Required action:
Please reproduce each line of the data below as it stands.

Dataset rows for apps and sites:
========

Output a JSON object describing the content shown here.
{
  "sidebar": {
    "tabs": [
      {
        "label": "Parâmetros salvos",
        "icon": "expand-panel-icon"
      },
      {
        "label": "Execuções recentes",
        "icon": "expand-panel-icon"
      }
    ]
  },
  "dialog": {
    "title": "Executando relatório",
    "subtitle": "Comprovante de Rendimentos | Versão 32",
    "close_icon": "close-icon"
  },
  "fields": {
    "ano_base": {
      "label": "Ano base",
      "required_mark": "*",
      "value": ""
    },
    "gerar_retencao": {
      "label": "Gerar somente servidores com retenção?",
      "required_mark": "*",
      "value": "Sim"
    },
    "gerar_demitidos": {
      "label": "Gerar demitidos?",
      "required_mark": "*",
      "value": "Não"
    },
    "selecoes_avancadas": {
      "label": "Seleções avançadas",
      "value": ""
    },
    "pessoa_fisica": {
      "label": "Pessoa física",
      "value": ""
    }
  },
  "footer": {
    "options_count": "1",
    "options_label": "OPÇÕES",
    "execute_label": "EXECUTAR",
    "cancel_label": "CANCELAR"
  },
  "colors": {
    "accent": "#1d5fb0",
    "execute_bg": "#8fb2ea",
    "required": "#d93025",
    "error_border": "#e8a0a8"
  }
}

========

Written solution:
Output a JSON object describing the content shown here.
{
  "sidebar": {
    "tabs": [
      {
        "label": "Parâmetros salvos",
        "icon": "expand-panel-icon"
      },
      {
        "label": "Execuções recentes",
        "icon": "expand-panel-icon"
      }
    ]
  },
  "dialog": {
    "title": "Executando relatório",
    "subtitle": "Comprovante de Rendimentos | Versão 32",
    "close_icon": "close-icon"
  },
  "fields": {
    "ano_base": {
      "label": "Ano base",
      "required_mark": "*",
      "value": ""
    },
    "gerar_retencao": {
      "label": "Gerar somente servidores com retenção?",
      "required_mark": "*",
      "value": "Sim"
    },
    "gerar_demitidos": {
      "label": "Gerar demitidos?",
      "required_mark": "*",
      "value": "Não"
    },
    "selecoes_avancadas": {
      "label": "Seleções avançadas",
      "value": ""
    },
    "pessoa_fisica": {
      "label": "Pessoa física",
      "value": ""
    }
  },
  "footer": {
    "options_count": "1",
    "options_label": "OPÇÕES",
    "execute_label": "EXECUTAR",
    "cancel_label": "CANCELAR"
  },
  "colors": {
    "accent": "#1d5fb0",
    "execute_bg": "#8fb2ea",
    "required": "#d93025",
    "error_border": "#e8a0a8"
  }
}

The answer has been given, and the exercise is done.